Electrical Engineering student Mike Hand is the 2013-2014 recipient of the Bosch Sustainability Fellowship, a new $20,000 award given to a promising University of Michigan Master’s student each year. His fellowship work will explore ways to further improve diesel calibration efficiency, which could impact development time and reduce cost.
Diesel engines are a staple of long-haul transport and compose about 50 percent of the passenger car market in Europe, but they’ve yet to catch on in America. While diesel engines are 20-40% more efficient than gasoline engines, the production of nitrogen oxide (NOx) emissions released by diesel combustion is more than 30% greater than that of gasoline combustion. U.S. regulations on NOx emissions necessitate expensive aftertreatment systems, which require extensive calibration work. Few passenger vehicles with a diesel option have been available in the U.S.; however, in 2013, several major auto manufacturers- including Chevy, Jeep and Mazda- announced the introduction of new diesel models, leading Popular Mechanics to christen this “the year of the diesel”.
Semi trucks are of course widely used in America. The diesel-powered machines weigh 40 tons, get between six and eight miles to the gallon, and drive a collective 140 billion miles per year on U.S. highways.
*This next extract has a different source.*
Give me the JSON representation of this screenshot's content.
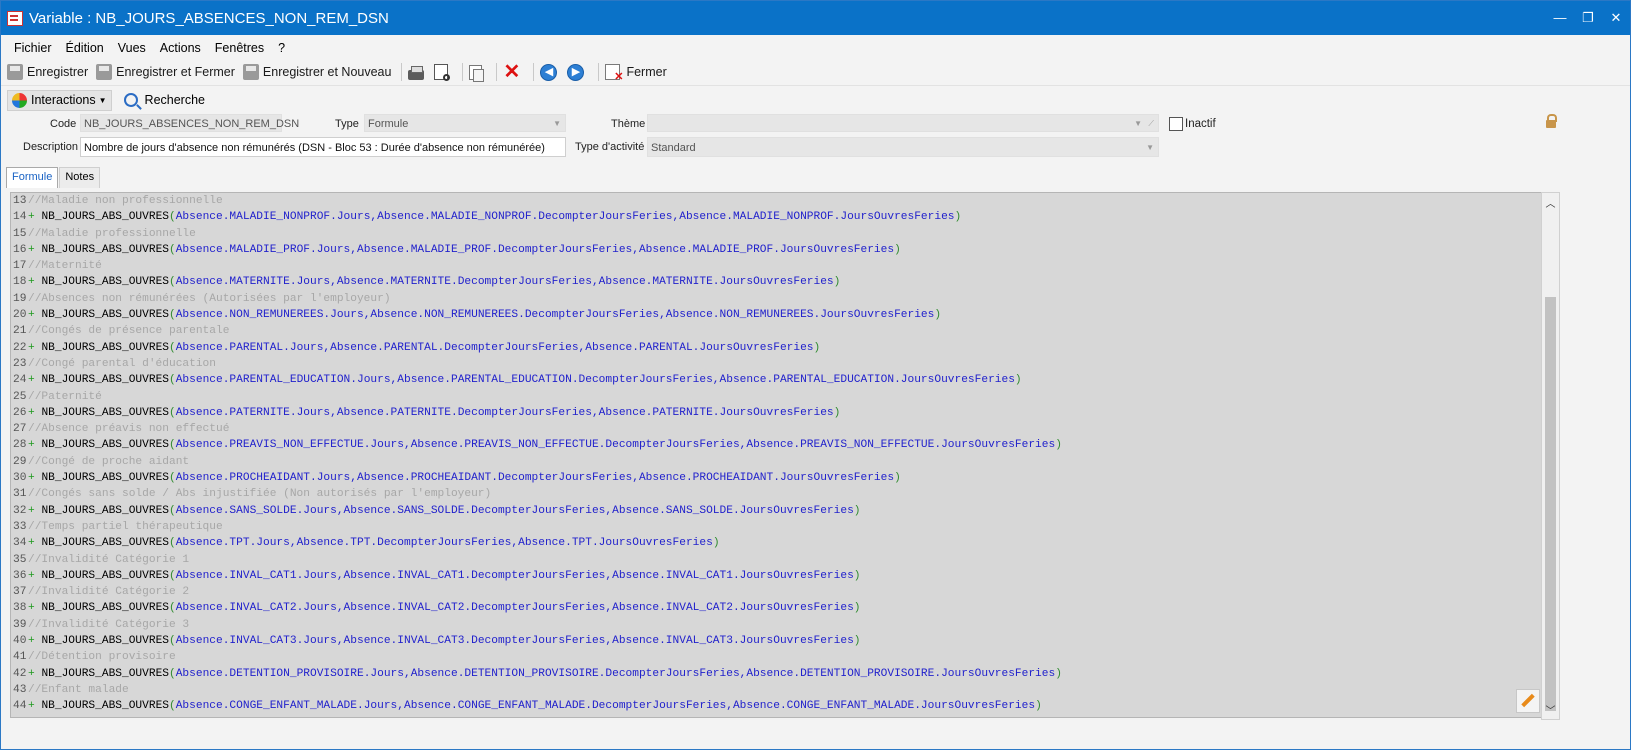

Almost 70% of all U.S. freight reaches its destination via semi truck, and an estimated 168,000,000 gallons of diesel are used in America each day.
A more intelligent diesel engine system paves the way for better efficiency in long-haul trucks and possible wider usage in private vehicles. Hand’s fellowship research will explore using advanced control and diagnosis strategies to further reduce NOx emissions. Hand proposes the use of recently developed NOx sensors to enable closed-loop feedback control and model-based diagnosis, which would allow greater system robustness, less calibration, and shorter development times, all while maintaining tighter control of NOx generation.
“This is a lot of math, but you still get to see the applications pretty quickly,” says Hand of the project. “That’s what I like about this line of research and this project in particular. With the freedom afforded by this fellowship, we can work to accomplish something that might otherwise not be realizable in this way. In general, diesel is a lot more efficient than gasoline, and so if these systems work the way we think they can, it would make sense to have- maybe not all of or even the majority of the fleet- but definitely more than today’s 3 percent of the cars on the road utilizing diesel.”
Bosch Sustainability Fellowship awardees must be master’s students conducting promising research linking sustainable engineering to applications of societal importance such as energy conversion, storage, or efficiency. The fellowship is co-administered by the University of Michigan Energy Institute and the College of Engineering.
Robert Bosch, LLC CFO and Bosch Community Fund board member Maximiliane Straub says of the award, “Bosch is proud to support education, research and independent thinking on a variety of fronts. The future requires creating innovative, sustainable solutions that can be applied to our everyday lives. We look forward to hearing the ideas the students will develop as part of this fellowship. In addition, we welcome their participation as they assist the Bosch team in serving as mentors to elementary through high school students to advance science, technology, engineering and math education at various schools we support in Southeast Michigan.”
Bosch, a manufacturer of automotive, consumer, industrial, energy and building technologies, has a long research relationship with the University of Michigan, and over 90 Michigan alumni are employed there. The sustainability fellowship is new, but Bosch has sponsored a number of engineering research projects related to energy topics at the University of Michigan including advanced combustion, lithium-air batteries research, and hydraulic hybrid modeling.
About the University of Michigan Energy Institute
The demand for economically and environmentally sound energy solutions is urgent and global. At the Energy Institute, we build on the University of Michigan’s strong energy research heritage at the heart of the nation’s automotive and manufacturing industries to develop and integrate science, technology and policy solutions to pressing energy challenges.
About the Bosch Community Fund:
The Bosch Community Fund, a U.S.-based foundation established in September 2011, awards more than $3 million annually in grants to various 501(c)(3) organizations and educational institutions. The BCF focuses primarily on the enrichment of Science, Technology, Engineering and Math (STEM) education and the advancement of environmental sustainability initiatives.